As we mentioned in the introduction, we'll be covering three major areas in this mini-course -- User Experience, Visual Design, and Mockups. Think of the three areas as first starting from the big picture strategy, then determining how it will need to look, and then finally putting those ideas onto "paper".
User Experience (UX) is an often misunderstood area of product design and development and it can seem a bit "buzzy" (and fuzzy). Strip away everything you've heard and just think of it like this -- UX is how the user feels when they are using your site. It's closely related to usability -- can the user achieve her goal quickly and with satisfaction?
UX, as with every broad title, can take on many different forms. Sometimes UX designers act more as traditional designers and sometimes they focus more on higher level issues around product development. For our purposes here, it essentially involves working with the users to identify the key goals they need to achieve and building the right flows within the site to make those goals happen.
What's the point of building a site if your users can't use it and have a terrible experience?
"Design" is an even broader term than UX and can cover anything from illustration to site architecture to, well, UX. In our case, we will tend to use it more to mean "Visual Design" but, like engineering, "design" is really just a method of problem solving.
For us as web (and product) developers, the problem we need to solve with visual design is a bit more specific. We want to make sure that the user consumes the information she needs to in order to achieve her goals on the site and that she is satisfied in doing so.
That might mean arranging the layout in a way which prioritizes the proper information or choosing a color scheme which conveys the appropriate level of friendliness or using typefaces which promote ease of reading.
You might notice how similar this is to UX. They have a lot of overlap, but, in order to separate the two in this case, think of UX as a higher level look at "what do we need to do?" and visual design as the implementation of "how will we do it?". UX will help you arrive at how the user will need to flow through your site and design will help you decide how to encourage that flow.
In this mini-course, we'll tend to focus on higher level issues like those in the example above and avoid getting into the really detailed design work. So don't worry if you can't draw a stick figure, failed ceramics class and are a terrible artist (most of us are).

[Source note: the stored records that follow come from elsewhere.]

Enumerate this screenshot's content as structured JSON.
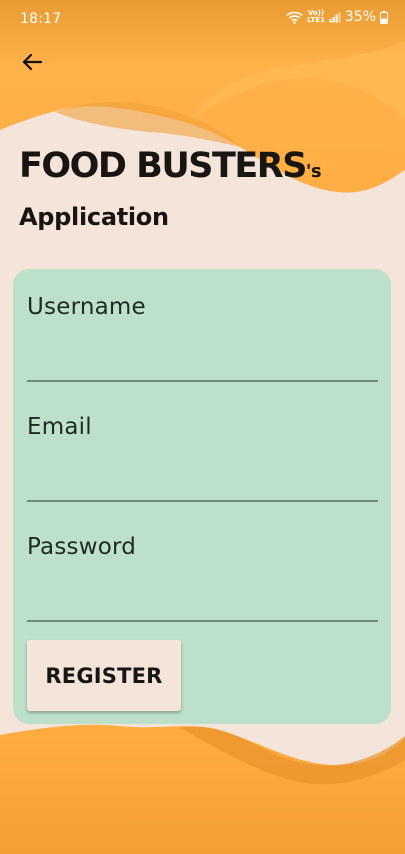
{
  "status_bar": {
    "time": "18:17",
    "network_label": "VoLTE1",
    "network_line1": "Vo))",
    "network_line2": "LTE1",
    "battery_percent": "35%",
    "icons": [
      "wifi-icon",
      "signal-icon",
      "battery-icon"
    ]
  },
  "header": {
    "back_icon": "arrow-left-icon",
    "title_brand": "FOOD BUSTERS",
    "title_suffix": "'s",
    "subtitle": "Application"
  },
  "form": {
    "fields": [
      {
        "label": "Username",
        "value": "",
        "placeholder": ""
      },
      {
        "label": "Email",
        "value": "",
        "placeholder": ""
      },
      {
        "label": "Password",
        "value": "",
        "placeholder": ""
      }
    ],
    "register_label": "REGISTER"
  },
  "colors": {
    "background": "#f5e4da",
    "wave_orange": "#ffb24a",
    "card": "#bde0ca",
    "text_dark": "#181512"
  }
}
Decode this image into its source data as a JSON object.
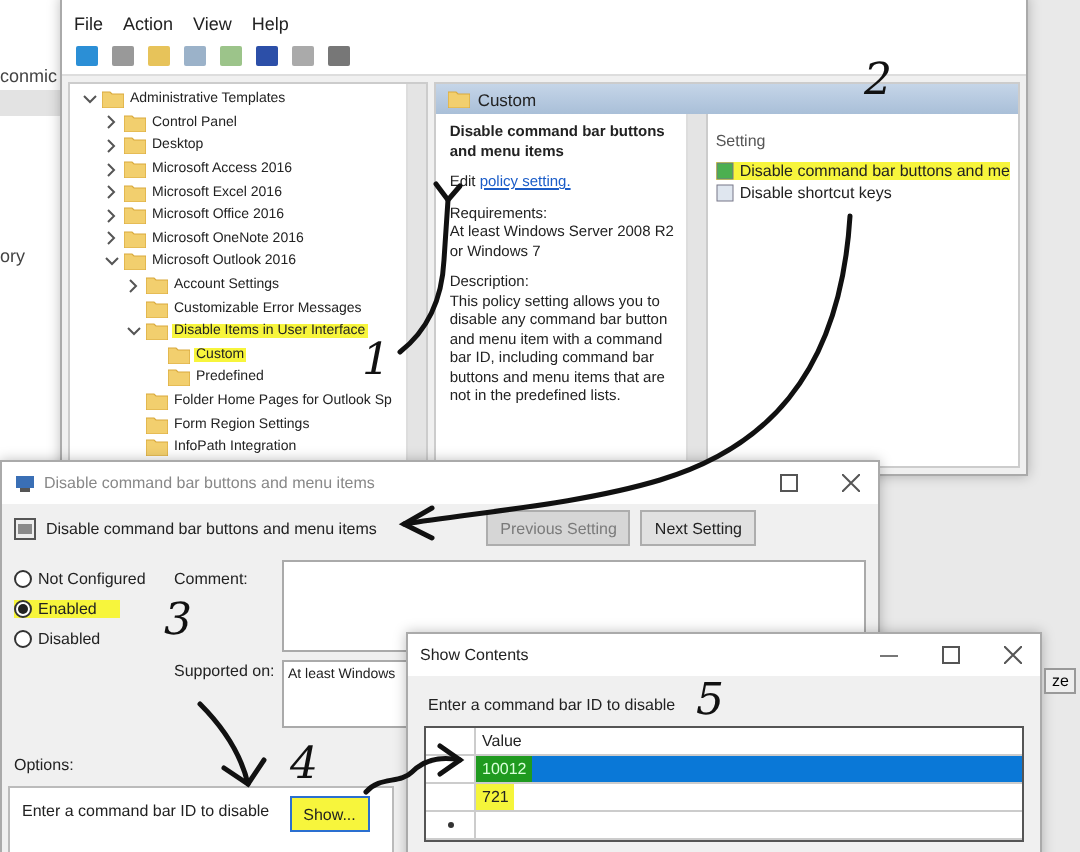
{
  "background_window": {
    "texts": [
      "conmic",
      "ory"
    ]
  },
  "editor": {
    "menu": [
      "File",
      "Action",
      "View",
      "Help"
    ],
    "tree": [
      {
        "label": "Administrative Templates",
        "expandable": true,
        "expanded": true,
        "highlighted": false,
        "children": [
          {
            "label": "Control Panel",
            "expandable": true,
            "expanded": false,
            "highlighted": false
          },
          {
            "label": "Desktop",
            "expandable": true,
            "expanded": false,
            "highlighted": false
          },
          {
            "label": "Microsoft Access 2016",
            "expandable": true,
            "expanded": false,
            "highlighted": false
          },
          {
            "label": "Microsoft Excel 2016",
            "expandable": true,
            "expanded": false,
            "highlighted": false
          },
          {
            "label": "Microsoft Office 2016",
            "expandable": true,
            "expanded": false,
            "highlighted": false
          },
          {
            "label": "Microsoft OneNote 2016",
            "expandable": true,
            "expanded": false,
            "highlighted": false
          },
          {
            "label": "Microsoft Outlook 2016",
            "expandable": true,
            "expanded": true,
            "highlighted": false,
            "children": [
              {
                "label": "Account Settings",
                "expandable": true,
                "expanded": false,
                "highlighted": false
              },
              {
                "label": "Customizable Error Messages",
                "highlighted": false
              },
              {
                "label": "Disable Items in User Interface",
                "expandable": true,
                "expanded": true,
                "highlighted": true,
                "children": [
                  {
                    "label": "Custom",
                    "highlighted": true
                  },
                  {
                    "label": "Predefined",
                    "highlighted": false
                  }
                ]
              },
              {
                "label": "Folder Home Pages for Outlook Sp",
                "highlighted": false
              },
              {
                "label": "Form Region Settings",
                "highlighted": false
              },
              {
                "label": "InfoPath Integration",
                "highlighted": false
              }
            ]
          }
        ]
      }
    ],
    "pane_header": "Custom",
    "details": {
      "title": "Disable command bar buttons and menu items",
      "edit_prefix": "Edit",
      "edit_link": "policy setting.",
      "requirements_label": "Requirements:",
      "requirements": "At least Windows Server 2008 R2 or Windows 7",
      "description_label": "Description:",
      "description": "This policy setting allows you to disable any command bar button and menu item with a command bar ID, including command bar buttons and menu items that are not in the predefined lists."
    },
    "settings_header": "Setting",
    "settings": [
      {
        "label": "Disable command bar buttons and me",
        "highlighted": true,
        "enabled": true
      },
      {
        "label": "Disable shortcut keys",
        "highlighted": false,
        "enabled": false
      }
    ]
  },
  "policy_dialog": {
    "title": "Disable command bar buttons and menu items",
    "heading": "Disable command bar buttons and menu items",
    "previous_button": {
      "label": "Previous Setting",
      "disabled": true
    },
    "next_button": {
      "label": "Next Setting",
      "disabled": false
    },
    "states": [
      {
        "label": "Not Configured",
        "selected": false,
        "highlighted": false
      },
      {
        "label": "Enabled",
        "selected": true,
        "highlighted": true
      },
      {
        "label": "Disabled",
        "selected": false,
        "highlighted": false
      }
    ],
    "comment_label": "Comment:",
    "supported_label": "Supported on:",
    "supported_value": "At least Windows",
    "options_label": "Options:",
    "option_text": "Enter a command bar ID to disable",
    "show_button": {
      "label": "Show...",
      "highlighted": true
    }
  },
  "show_contents": {
    "title": "Show Contents",
    "prompt": "Enter a command bar ID to disable",
    "column": "Value",
    "rows": [
      {
        "value": "10012",
        "selected": true,
        "color": "#1f9a1f"
      },
      {
        "value": "721",
        "selected": false,
        "color": "#f5f53a"
      },
      {
        "value": "",
        "selected": false
      }
    ]
  },
  "right_button": "ze",
  "annotations": [
    "1",
    "2",
    "3",
    "4",
    "5"
  ]
}
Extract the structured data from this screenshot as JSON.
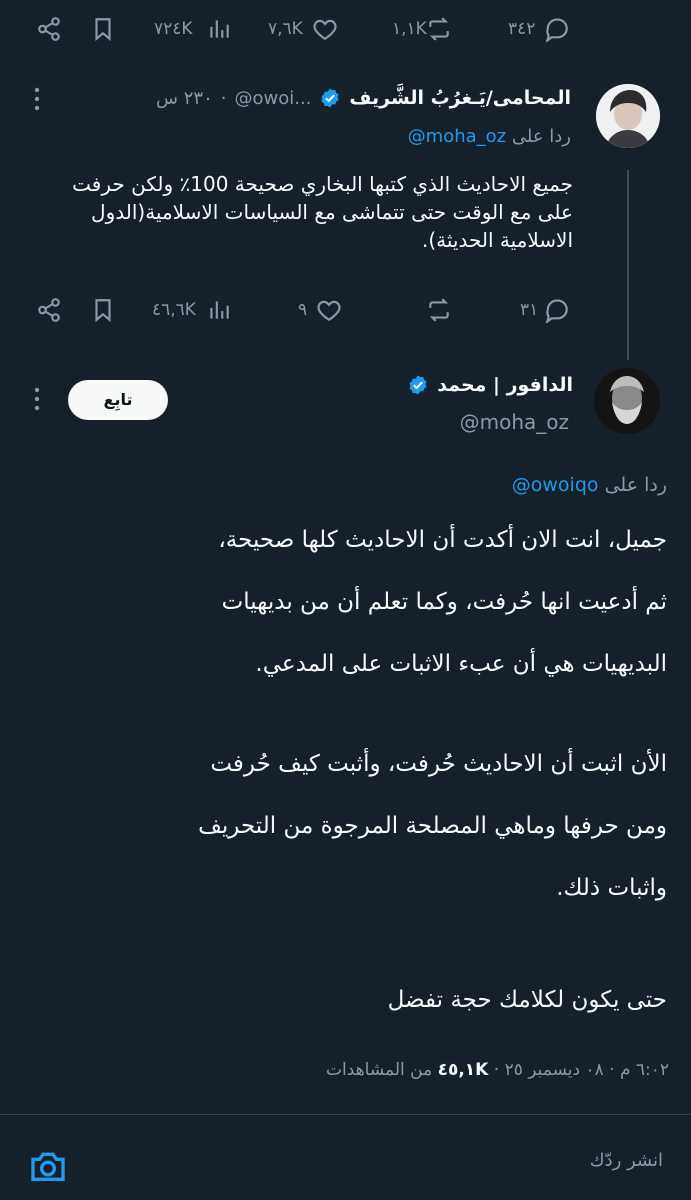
{
  "top_actions": {
    "replies": "٣٤٢",
    "reposts": "١,١K",
    "likes": "٧,٦K",
    "views": "٧٢٤K"
  },
  "tweet1": {
    "name": "المحامى/يَـغرُبُ الشَّريف",
    "handle": "@owoi...",
    "time": "٢٣٠ س",
    "reply_prefix": "ردا على",
    "reply_handle": "@moha_oz",
    "text": "جميع الاحاديث الذي كتبها البخاري صحيحة 100٪ ولكن حرفت على مع الوقت حتى تتماشى مع السياسات الاسلامية(الدول الاسلامية الحديثة).",
    "replies": "٣١",
    "likes": "٩",
    "views": "٤٦,٦K",
    "verified_color": "#1d9bf0"
  },
  "tweet2": {
    "name": "الدافور | محمد",
    "handle": "@moha_oz",
    "follow_label": "تابِع",
    "reply_prefix": "ردا على",
    "reply_handle": "@owoiqo",
    "lines": [
      "جميل، انت الان أكدت أن الاحاديث كلها صحيحة،",
      "ثم أدعيت انها حُرفت، وكما تعلم أن من بديهيات",
      "البديهيات هي أن عبء الاثبات على المدعي.",
      "الأن اثبت أن الاحاديث حُرفت، وأثبت كيف حُرفت",
      "ومن حرفها وماهي المصلحة المرجوة من التحريف",
      "واثبات ذلك.",
      "حتى يكون لكلامك حجة تفضل"
    ],
    "timestamp": "٦:٠٢ م · ٠٨ ديسمبر ٢٥ ·",
    "views_count": "٤٥,١K",
    "views_label": "من المشاهدات"
  },
  "compose": {
    "placeholder": "انشر ردّك"
  },
  "colors": {
    "background": "#15202b",
    "accent": "#1d9bf0",
    "muted": "#8b98a5"
  }
}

How do you actually figure out your user flows and designs? Your best friend is a pen and paper or a whiteboard where you can sketch out and brainstorm tons of rough ideas for flows and layouts. But once you've narrowed things down a bit, it makes sense to turn your very rough sketches into something a bit closer to the final product. For that, we use mockups.
A "mockup" is really just a sketch with a bit of extra detail. There's no single definition for what constitutes one -- there are "high fidelity" mockups which contain a whole lot of detail (like a photoshop image file) and "low fidelity" mockups which have very little detail (like your rough whiteboard sketches). For our purposes, consider the following definition:
A mockup is a sketch with just enough information to tell the developer or the client what the final site is going to look like and then guide its production.
It's a pretty rough definition but that's really the point. In our process, you'll use mockups to give you an easy way to iterate on your ideas without getting stuck in a bunch of code and also as your guidelines for building the final site. The mockup will contain information about your site layout and design, though not enough to be "pixel perfect".
For our mockups, you'll learn to use one of the industry standard tools: Balsamiq Mockups. Balsamiq is a web-based mockup tool that's incredibly easy to use and which will allow you to save and share your mockups.